I have to admit something: I don’t like black-and-white comics. I can hear all the purists moaning as they read that, but I don’t care. I grew up on Marvel and DC comics in the ’80s and ’90s, and I expect all my comics to be in full color. I feel a little ripped off when I pick up a book and find no color inside, and it takes quite a deal of quality of either story or art (ideally both) to counteract that initial repulsion.
Thusly, I was more than a little saddened when I cracked the cover of The Absence, written and drawn by Martin Stiff, to find myself smack in the middle of yet another black-and-white comic. And not one in which the art particularly satisfied my tastes. Luckily for me, the story came to rise above the art to supply the things I do like in my comics, which are dark themes, creepy atmospheres, and a plot reeking of mystery.
The Absence tells the story of one Marwood Clay, a disfigured veteran of WWII, as he returns to his hometown in the English countryside. As we slowly are introduced to the townspeople, it becomes clear that Marwood’s return is not an altogether welcome one. Meanwhile, the eccentric Dr. Temple, a wealthy ex-British intelligence officer, is commissioning the construction of a mysterious building on the town’s outer limits. Then people begin disappearing. Why do the townspeople hate Marwood Clay? What is Dr. Temple building? Is it possible the two things are related? The plot gets wilder and more convoluted as the story builds to a compelling climax.
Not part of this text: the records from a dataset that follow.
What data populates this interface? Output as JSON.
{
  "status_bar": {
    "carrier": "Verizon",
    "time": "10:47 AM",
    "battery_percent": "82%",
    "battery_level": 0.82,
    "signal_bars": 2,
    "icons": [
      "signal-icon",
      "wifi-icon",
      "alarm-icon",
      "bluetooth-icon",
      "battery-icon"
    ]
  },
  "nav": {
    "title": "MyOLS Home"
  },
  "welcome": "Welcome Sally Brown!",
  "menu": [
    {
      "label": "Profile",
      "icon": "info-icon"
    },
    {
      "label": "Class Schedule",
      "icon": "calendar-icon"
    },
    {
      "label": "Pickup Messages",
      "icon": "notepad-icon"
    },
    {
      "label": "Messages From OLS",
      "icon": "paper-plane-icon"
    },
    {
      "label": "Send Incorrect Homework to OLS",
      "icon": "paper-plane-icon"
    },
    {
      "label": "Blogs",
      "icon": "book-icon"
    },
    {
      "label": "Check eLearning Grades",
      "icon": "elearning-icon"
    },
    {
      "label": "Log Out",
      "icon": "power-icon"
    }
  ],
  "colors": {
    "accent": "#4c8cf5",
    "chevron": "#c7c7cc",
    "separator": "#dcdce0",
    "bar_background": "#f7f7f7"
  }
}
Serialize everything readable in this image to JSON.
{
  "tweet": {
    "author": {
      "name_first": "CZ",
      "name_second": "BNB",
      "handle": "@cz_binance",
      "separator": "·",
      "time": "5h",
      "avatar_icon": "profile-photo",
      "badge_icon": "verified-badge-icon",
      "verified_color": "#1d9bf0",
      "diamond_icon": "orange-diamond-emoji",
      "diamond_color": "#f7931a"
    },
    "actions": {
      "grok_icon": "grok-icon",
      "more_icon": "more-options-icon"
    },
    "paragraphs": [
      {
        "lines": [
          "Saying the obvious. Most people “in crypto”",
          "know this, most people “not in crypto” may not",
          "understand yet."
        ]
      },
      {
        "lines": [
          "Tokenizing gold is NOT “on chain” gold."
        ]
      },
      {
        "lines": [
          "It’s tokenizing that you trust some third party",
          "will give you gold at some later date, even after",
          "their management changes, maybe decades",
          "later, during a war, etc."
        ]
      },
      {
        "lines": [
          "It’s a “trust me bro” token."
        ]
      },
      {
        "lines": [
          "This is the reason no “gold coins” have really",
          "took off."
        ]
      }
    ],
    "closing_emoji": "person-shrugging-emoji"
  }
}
In the end, while not completely to my tastes, The Absence proves a worthwhile read for lovers of the dark and creepy.